* [Exercise prompt]:
Write the entries again exactly, with no line missing.

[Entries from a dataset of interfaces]

# # #

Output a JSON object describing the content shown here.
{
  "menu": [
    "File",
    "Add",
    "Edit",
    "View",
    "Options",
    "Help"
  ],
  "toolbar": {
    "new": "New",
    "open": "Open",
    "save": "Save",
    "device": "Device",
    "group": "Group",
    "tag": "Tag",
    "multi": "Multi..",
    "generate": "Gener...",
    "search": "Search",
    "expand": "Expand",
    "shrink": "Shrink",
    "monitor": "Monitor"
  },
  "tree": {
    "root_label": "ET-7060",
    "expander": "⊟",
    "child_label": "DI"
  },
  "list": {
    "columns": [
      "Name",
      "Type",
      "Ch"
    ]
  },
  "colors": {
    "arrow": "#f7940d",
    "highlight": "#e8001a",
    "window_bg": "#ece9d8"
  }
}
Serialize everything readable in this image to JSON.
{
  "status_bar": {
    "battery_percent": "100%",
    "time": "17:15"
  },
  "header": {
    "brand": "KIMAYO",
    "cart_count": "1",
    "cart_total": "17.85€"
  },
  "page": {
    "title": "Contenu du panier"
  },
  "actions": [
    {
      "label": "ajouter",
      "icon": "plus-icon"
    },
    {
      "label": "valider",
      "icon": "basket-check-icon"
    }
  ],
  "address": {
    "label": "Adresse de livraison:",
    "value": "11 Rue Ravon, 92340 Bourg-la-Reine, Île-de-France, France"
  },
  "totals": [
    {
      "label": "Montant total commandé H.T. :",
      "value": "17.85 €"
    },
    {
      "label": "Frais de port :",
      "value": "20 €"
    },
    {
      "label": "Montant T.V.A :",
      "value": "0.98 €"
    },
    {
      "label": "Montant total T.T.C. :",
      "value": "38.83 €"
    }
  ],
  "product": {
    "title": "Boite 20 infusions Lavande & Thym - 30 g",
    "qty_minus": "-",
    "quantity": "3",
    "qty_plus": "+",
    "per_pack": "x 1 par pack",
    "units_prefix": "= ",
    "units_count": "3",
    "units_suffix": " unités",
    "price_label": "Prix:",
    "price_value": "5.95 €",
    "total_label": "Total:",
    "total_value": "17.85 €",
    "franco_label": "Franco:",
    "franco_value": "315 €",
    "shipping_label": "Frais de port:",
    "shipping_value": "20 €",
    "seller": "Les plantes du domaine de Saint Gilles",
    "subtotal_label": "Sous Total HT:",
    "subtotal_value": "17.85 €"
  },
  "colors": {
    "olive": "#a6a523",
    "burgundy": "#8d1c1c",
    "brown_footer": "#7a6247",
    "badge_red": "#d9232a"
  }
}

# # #

* [Written response]:
Output a JSON object describing the content shown here.
{
  "menu": [
    "File",
    "Add",
    "Edit",
    "View",
    "Options",
    "Help"
  ],
  "toolbar": {
    "new": "New",
    "open": "Open",
    "save": "Save",
    "device": "Device",
    "group": "Group",
    "tag": "Tag",
    "multi": "Multi..",
    "generate": "Gener...",
    "search": "Search",
    "expand": "Expand",
    "shrink": "Shrink",
    "monitor": "Monitor"
  },
  "tree": {
    "root_label": "ET-7060",
    "expander": "⊟",
    "child_label": "DI"
  },
  "list": {
    "columns": [
      "Name",
      "Type",
      "Ch"
    ]
  },
  "colors": {
    "arrow": "#f7940d",
    "highlight": "#e8001a",
    "window_bg": "#ece9d8"
  }
}
Serialize everything readable in this image to JSON.
{
  "status_bar": {
    "battery_percent": "100%",
    "time": "17:15"
  },
  "header": {
    "brand": "KIMAYO",
    "cart_count": "1",
    "cart_total": "17.85€"
  },
  "page": {
    "title": "Contenu du panier"
  },
  "actions": [
    {
      "label": "ajouter",
      "icon": "plus-icon"
    },
    {
      "label": "valider",
      "icon": "basket-check-icon"
    }
  ],
  "address": {
    "label": "Adresse de livraison:",
    "value": "11 Rue Ravon, 92340 Bourg-la-Reine, Île-de-France, France"
  },
  "totals": [
    {
      "label": "Montant total commandé H.T. :",
      "value": "17.85 €"
    },
    {
      "label": "Frais de port :",
      "value": "20 €"
    },
    {
      "label": "Montant T.V.A :",
      "value": "0.98 €"
    },
    {
      "label": "Montant total T.T.C. :",
      "value": "38.83 €"
    }
  ],
  "product": {
    "title": "Boite 20 infusions Lavande & Thym - 30 g",
    "qty_minus": "-",
    "quantity": "3",
    "qty_plus": "+",
    "per_pack": "x 1 par pack",
    "units_prefix": "= ",
    "units_count": "3",
    "units_suffix": " unités",
    "price_label": "Prix:",
    "price_value": "5.95 €",
    "total_label": "Total:",
    "total_value": "17.85 €",
    "franco_label": "Franco:",
    "franco_value": "315 €",
    "shipping_label": "Frais de port:",
    "shipping_value": "20 €",
    "seller": "Les plantes du domaine de Saint Gilles",
    "subtotal_label": "Sous Total HT:",
    "subtotal_value": "17.85 €"
  },
  "colors": {
    "olive": "#a6a523",
    "burgundy": "#8d1c1c",
    "brown_footer": "#7a6247",
    "badge_red": "#d9232a"
  }
}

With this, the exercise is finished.